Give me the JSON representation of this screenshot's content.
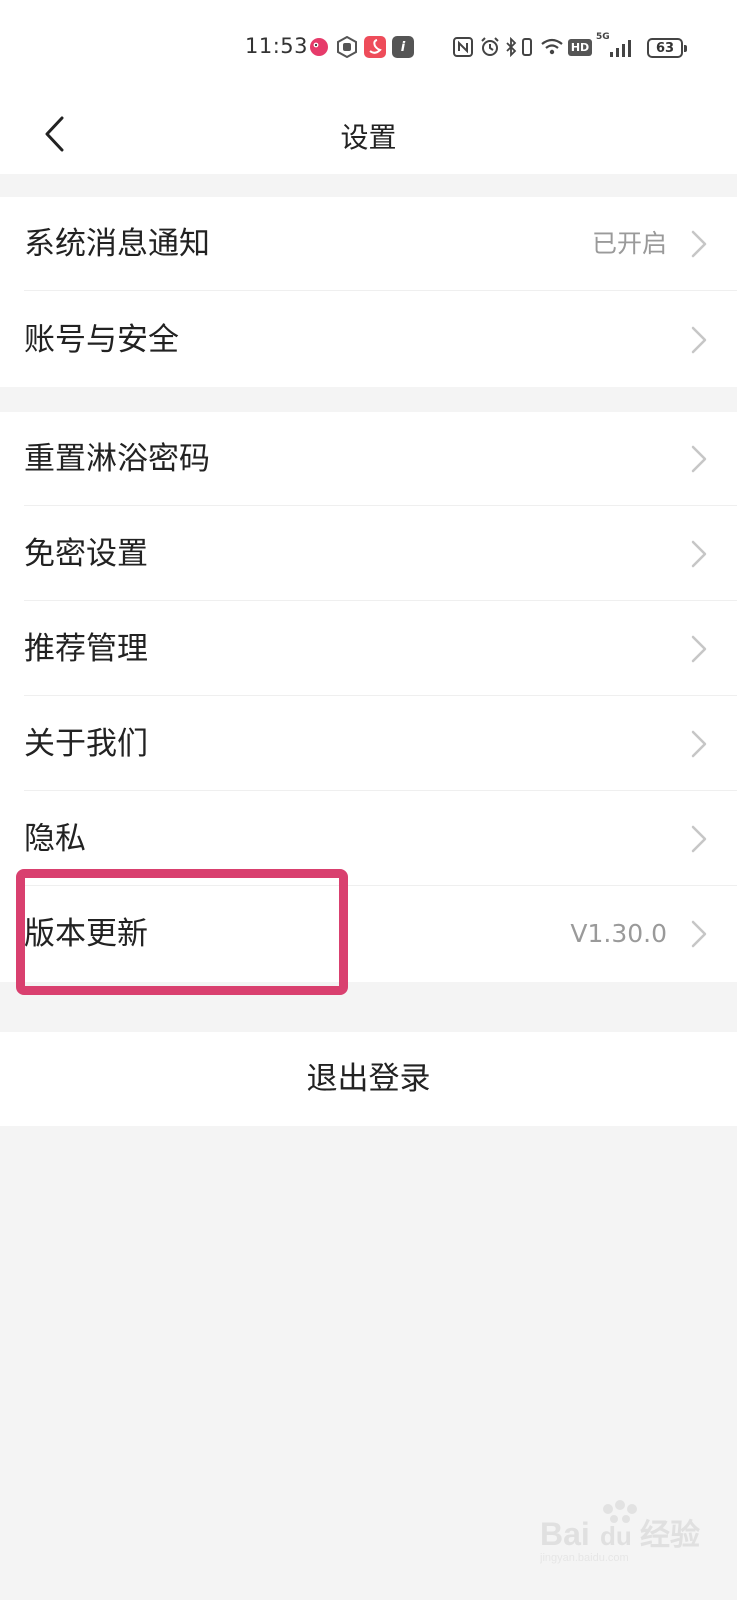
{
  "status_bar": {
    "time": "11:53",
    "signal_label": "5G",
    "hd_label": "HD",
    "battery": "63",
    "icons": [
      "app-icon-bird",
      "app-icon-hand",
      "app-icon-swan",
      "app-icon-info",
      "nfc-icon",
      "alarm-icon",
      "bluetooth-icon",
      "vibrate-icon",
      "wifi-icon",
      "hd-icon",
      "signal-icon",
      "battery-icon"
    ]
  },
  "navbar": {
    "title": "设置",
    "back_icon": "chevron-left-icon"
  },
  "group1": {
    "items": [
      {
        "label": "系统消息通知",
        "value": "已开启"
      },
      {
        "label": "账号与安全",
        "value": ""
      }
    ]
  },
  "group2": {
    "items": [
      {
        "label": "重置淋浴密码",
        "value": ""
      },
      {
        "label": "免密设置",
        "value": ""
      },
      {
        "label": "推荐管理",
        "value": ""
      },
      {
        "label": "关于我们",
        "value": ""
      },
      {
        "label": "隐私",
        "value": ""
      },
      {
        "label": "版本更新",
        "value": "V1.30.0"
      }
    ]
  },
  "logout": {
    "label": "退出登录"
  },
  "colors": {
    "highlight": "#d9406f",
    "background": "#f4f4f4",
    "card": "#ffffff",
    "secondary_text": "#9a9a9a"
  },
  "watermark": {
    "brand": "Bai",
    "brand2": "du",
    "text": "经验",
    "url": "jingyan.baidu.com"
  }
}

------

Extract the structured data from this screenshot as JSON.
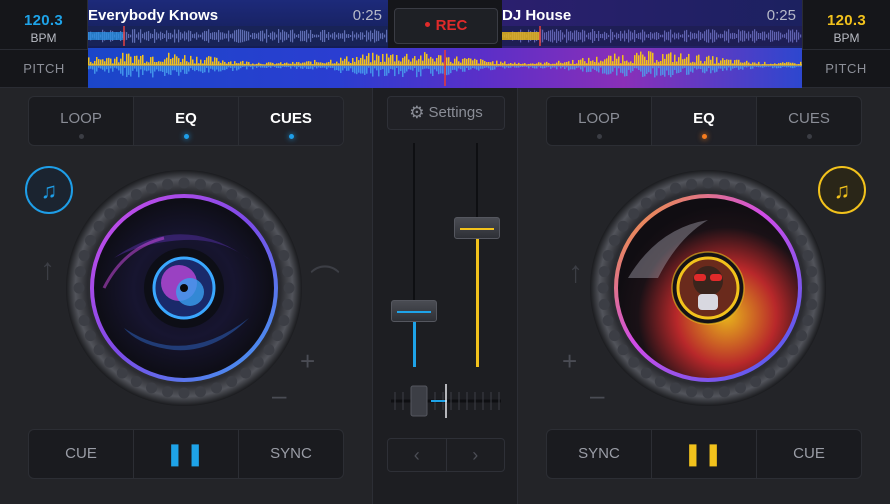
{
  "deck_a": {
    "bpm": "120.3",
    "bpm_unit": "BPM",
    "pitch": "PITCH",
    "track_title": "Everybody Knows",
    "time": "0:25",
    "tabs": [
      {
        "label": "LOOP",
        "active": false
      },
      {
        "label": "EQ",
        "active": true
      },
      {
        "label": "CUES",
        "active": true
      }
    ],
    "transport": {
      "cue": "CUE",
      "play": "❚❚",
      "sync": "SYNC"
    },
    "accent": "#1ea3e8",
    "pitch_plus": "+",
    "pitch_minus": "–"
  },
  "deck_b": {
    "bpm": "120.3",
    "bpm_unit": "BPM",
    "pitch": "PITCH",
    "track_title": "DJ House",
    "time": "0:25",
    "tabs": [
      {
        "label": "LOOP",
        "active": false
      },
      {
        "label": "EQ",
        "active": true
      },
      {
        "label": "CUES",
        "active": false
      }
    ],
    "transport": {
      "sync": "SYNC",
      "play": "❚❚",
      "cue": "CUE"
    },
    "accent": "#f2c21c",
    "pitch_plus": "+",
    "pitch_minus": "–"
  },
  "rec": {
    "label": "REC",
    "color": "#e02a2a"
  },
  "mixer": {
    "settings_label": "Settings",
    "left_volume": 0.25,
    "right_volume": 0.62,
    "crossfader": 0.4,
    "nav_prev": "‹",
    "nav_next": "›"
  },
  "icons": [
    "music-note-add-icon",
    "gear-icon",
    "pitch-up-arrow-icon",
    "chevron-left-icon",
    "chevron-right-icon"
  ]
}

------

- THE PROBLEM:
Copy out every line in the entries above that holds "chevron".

- EXPECTED OUTPUT:
    "back_icon": "chevron-left-icon"
    "chevron-left-icon",
    "chevron-right-icon"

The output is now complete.